== Extracted records ==
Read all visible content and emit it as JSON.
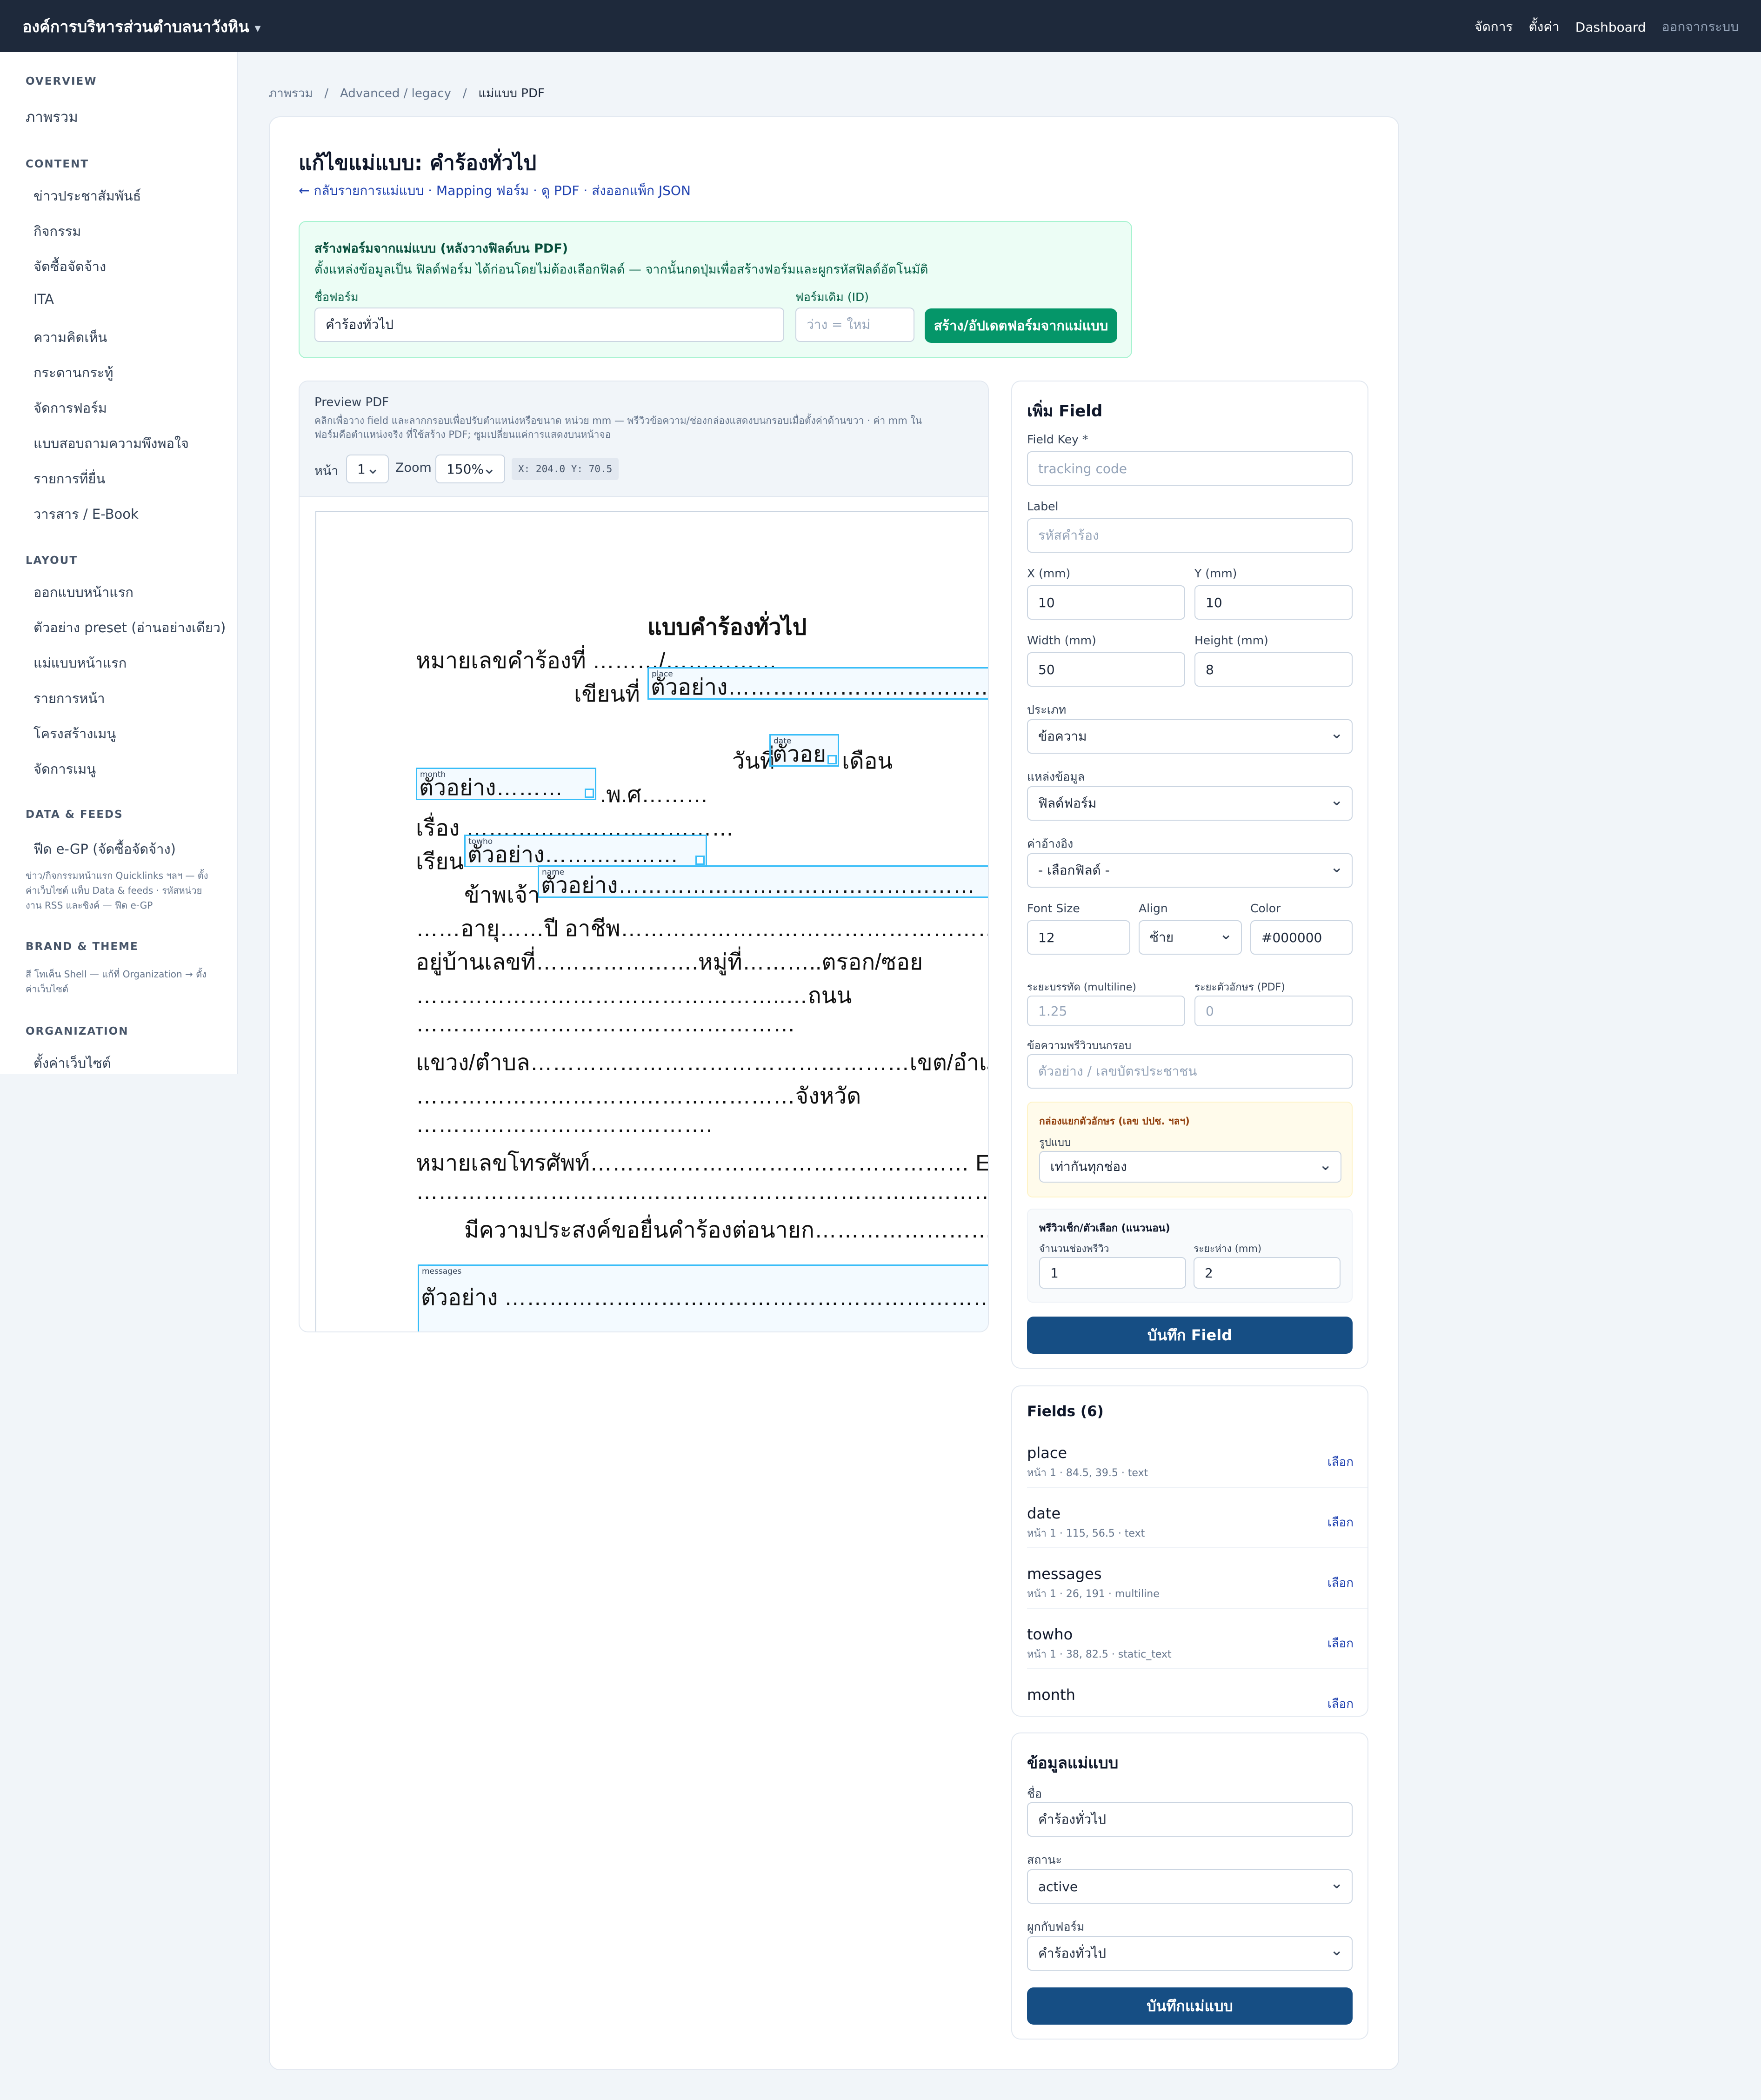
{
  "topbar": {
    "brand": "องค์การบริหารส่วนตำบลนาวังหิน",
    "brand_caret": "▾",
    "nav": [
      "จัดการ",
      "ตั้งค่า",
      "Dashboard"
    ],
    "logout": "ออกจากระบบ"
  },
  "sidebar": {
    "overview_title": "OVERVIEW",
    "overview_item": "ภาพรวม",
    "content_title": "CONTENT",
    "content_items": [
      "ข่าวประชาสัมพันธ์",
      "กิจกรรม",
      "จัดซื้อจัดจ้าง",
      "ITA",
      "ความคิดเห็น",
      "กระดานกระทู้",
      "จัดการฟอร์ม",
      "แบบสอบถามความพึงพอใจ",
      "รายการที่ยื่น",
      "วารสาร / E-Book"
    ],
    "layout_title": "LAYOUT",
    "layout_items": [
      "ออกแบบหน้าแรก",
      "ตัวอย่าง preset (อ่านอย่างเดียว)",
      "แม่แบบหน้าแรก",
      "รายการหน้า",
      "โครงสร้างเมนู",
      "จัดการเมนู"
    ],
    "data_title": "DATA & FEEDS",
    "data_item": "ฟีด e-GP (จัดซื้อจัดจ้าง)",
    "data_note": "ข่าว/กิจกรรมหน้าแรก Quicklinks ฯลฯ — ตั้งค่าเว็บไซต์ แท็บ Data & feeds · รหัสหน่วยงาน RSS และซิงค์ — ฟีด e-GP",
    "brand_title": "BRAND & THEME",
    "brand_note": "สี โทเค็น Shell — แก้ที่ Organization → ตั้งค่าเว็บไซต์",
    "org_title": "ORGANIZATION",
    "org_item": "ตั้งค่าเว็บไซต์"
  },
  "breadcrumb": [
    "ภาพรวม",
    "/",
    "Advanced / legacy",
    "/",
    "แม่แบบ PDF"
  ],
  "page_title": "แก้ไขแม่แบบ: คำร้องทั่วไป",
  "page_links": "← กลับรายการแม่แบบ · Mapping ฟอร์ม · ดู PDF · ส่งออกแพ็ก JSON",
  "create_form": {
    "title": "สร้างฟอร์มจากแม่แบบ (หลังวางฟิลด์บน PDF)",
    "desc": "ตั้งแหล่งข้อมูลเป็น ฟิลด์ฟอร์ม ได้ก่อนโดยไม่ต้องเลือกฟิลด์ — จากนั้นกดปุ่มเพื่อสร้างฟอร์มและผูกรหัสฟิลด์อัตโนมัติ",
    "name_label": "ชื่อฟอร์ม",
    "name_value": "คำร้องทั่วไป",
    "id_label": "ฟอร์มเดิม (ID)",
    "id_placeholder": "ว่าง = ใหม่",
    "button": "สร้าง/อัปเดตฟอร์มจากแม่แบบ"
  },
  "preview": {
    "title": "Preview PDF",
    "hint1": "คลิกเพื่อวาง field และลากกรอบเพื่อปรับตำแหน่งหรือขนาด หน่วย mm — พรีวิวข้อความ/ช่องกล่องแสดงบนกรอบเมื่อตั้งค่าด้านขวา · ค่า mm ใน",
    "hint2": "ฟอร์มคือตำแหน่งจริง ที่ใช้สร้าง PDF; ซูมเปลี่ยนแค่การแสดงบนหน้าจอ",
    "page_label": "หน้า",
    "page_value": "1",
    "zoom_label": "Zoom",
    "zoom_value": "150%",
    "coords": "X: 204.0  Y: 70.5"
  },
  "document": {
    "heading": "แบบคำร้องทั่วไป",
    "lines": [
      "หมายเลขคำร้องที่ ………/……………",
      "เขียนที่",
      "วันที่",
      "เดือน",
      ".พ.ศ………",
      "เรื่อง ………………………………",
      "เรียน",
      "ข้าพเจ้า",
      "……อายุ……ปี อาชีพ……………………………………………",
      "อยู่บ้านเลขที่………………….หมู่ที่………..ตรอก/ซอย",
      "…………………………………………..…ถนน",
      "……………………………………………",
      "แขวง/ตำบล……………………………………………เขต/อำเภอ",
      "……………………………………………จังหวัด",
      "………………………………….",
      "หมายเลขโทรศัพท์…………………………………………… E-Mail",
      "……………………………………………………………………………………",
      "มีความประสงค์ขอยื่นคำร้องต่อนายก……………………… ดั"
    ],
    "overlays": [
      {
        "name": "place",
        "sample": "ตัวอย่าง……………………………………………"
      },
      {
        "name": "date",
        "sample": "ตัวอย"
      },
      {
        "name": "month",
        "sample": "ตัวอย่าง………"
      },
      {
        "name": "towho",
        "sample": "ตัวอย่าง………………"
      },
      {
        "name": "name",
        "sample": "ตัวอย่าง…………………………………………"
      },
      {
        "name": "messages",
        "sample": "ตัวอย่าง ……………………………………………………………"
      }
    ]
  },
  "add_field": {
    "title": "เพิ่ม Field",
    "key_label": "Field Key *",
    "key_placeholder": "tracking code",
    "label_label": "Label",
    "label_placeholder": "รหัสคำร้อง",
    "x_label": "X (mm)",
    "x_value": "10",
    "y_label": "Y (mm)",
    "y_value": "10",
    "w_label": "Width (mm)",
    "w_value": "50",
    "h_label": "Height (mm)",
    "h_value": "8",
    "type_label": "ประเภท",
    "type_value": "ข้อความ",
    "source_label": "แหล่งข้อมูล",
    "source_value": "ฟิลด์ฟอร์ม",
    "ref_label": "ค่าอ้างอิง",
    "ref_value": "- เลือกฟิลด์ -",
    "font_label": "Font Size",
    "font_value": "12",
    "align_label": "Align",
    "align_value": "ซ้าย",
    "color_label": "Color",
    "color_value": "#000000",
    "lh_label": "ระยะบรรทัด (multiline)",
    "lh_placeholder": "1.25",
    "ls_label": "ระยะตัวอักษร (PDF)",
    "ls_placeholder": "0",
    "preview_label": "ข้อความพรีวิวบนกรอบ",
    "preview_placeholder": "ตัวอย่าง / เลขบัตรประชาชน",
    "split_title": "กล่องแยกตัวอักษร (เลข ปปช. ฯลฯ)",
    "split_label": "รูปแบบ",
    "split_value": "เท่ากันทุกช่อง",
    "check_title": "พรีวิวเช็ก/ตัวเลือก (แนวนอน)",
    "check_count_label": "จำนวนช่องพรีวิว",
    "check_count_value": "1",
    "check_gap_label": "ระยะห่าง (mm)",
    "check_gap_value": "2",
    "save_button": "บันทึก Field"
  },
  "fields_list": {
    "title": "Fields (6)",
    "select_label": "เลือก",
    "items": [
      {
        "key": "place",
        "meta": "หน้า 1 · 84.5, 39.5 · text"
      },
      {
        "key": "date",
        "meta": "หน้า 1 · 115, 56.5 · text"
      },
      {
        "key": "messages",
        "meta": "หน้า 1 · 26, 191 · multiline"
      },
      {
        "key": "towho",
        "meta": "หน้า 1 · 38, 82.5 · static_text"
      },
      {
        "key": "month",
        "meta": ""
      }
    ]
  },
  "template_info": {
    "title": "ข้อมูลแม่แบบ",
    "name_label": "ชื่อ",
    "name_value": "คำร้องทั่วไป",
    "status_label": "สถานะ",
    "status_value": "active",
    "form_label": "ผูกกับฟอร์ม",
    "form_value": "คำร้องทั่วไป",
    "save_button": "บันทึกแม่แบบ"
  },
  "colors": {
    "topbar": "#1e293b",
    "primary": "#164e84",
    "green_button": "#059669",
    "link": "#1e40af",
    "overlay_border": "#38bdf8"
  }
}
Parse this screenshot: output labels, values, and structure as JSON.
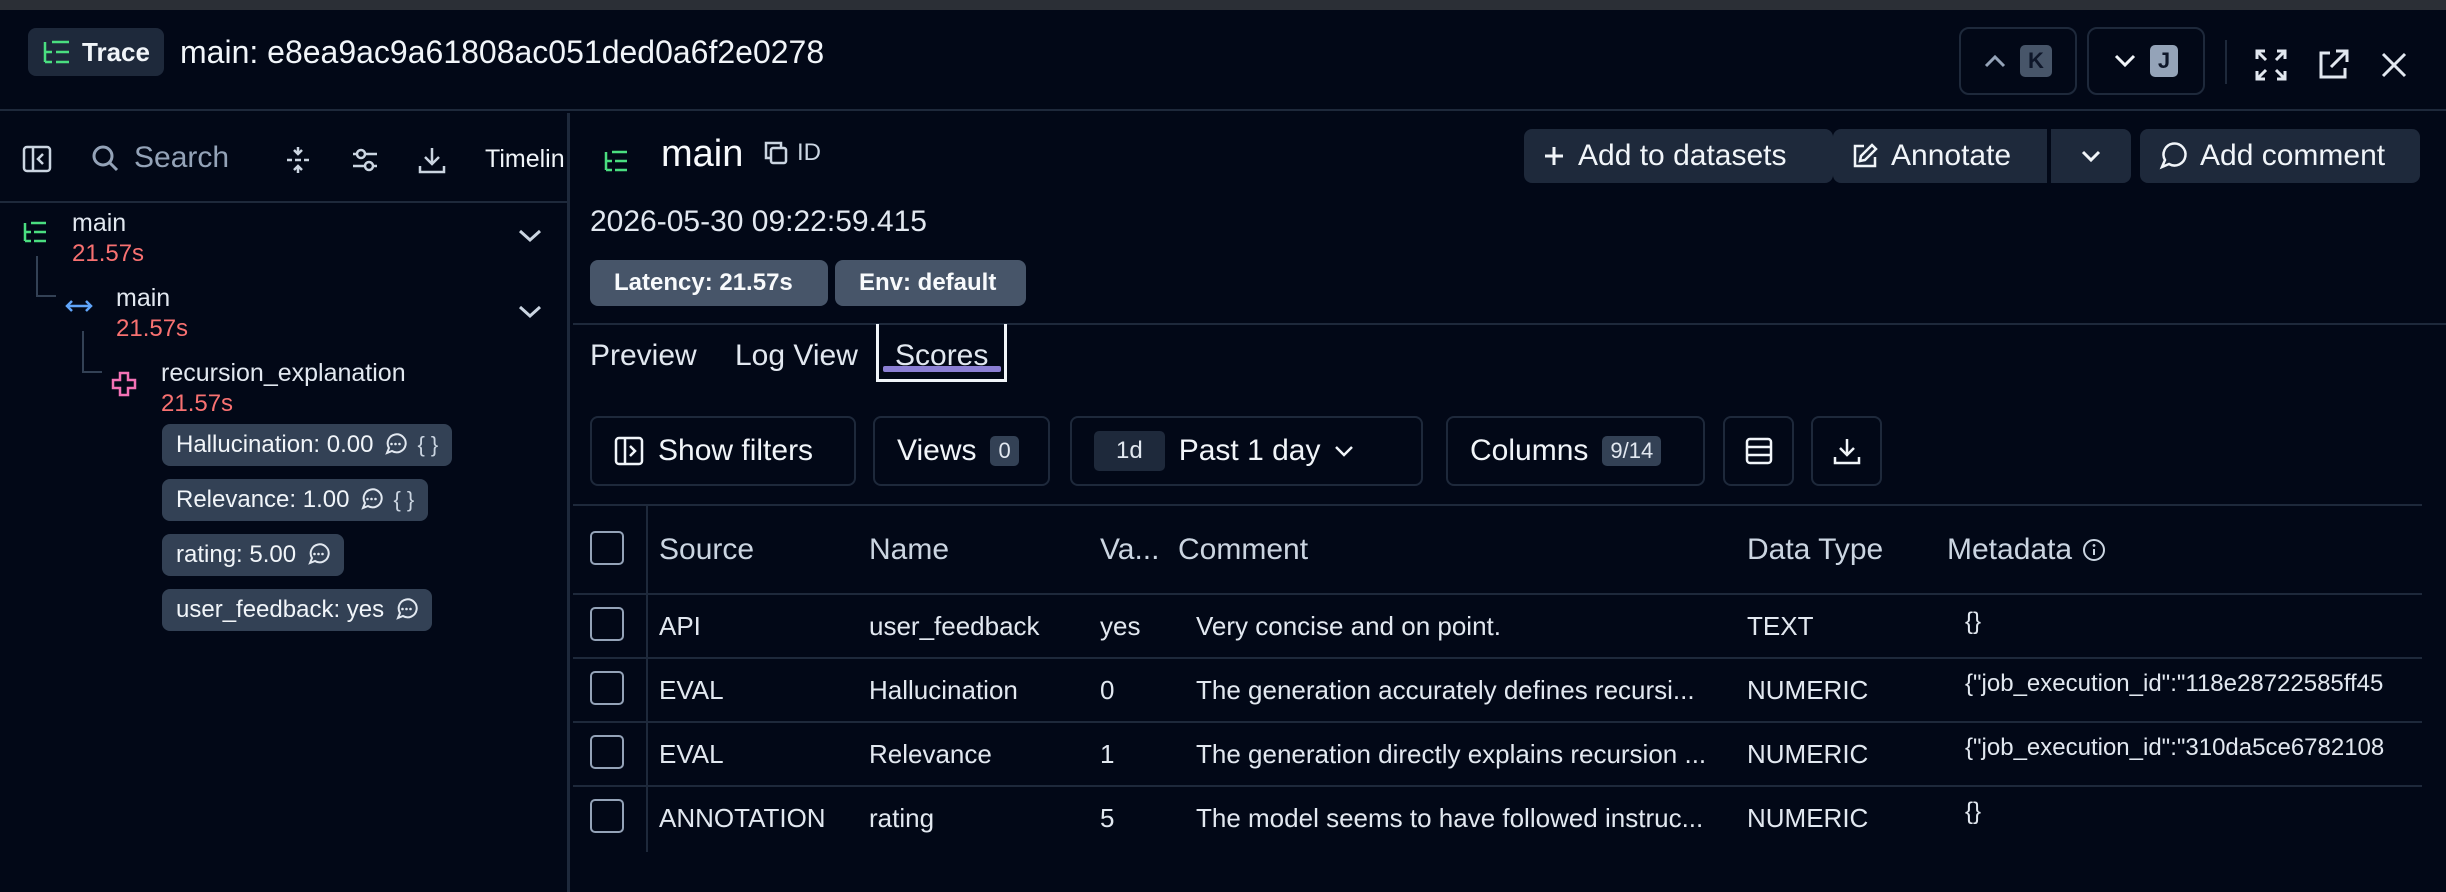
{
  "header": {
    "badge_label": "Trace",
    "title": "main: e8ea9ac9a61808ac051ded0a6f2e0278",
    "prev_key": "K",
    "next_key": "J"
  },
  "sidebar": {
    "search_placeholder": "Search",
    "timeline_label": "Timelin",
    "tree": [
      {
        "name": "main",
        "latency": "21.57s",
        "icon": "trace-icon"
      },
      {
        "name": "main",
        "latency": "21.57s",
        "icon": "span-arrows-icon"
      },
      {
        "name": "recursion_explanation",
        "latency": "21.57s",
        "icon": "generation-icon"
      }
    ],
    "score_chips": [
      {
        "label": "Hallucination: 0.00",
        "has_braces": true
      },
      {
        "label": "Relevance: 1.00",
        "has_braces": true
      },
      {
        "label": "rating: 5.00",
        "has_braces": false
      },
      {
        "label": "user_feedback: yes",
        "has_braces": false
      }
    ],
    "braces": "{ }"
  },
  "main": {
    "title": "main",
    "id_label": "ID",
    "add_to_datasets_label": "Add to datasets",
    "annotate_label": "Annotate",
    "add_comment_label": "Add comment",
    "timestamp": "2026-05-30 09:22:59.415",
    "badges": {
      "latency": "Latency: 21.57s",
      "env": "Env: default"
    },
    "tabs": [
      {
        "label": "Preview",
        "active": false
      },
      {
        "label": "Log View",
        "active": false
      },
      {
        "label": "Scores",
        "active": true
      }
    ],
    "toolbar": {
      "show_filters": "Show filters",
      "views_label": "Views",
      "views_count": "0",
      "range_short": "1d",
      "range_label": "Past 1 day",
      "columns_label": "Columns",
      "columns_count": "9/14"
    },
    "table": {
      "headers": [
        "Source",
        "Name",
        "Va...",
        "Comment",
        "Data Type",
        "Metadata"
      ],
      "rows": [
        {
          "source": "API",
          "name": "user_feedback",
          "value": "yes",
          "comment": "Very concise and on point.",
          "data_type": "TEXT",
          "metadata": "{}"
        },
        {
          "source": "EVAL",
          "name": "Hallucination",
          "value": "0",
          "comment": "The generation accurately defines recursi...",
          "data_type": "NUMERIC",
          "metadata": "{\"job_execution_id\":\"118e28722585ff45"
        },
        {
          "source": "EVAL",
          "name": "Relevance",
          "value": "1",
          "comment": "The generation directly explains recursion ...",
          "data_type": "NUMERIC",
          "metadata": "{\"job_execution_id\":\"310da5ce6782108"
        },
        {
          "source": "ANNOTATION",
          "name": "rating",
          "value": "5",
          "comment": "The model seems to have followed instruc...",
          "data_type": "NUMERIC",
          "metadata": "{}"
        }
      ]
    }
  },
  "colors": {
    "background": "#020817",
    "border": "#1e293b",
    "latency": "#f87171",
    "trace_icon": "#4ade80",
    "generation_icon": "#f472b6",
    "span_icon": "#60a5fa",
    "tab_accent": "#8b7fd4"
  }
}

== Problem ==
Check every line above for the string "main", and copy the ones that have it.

== Response to this task ==
    "title": "main: e8ea9ac9a61808ac051ded0a6f2e0278",
        "name": "main",
        "name": "main",
  "main": {
    "title": "main",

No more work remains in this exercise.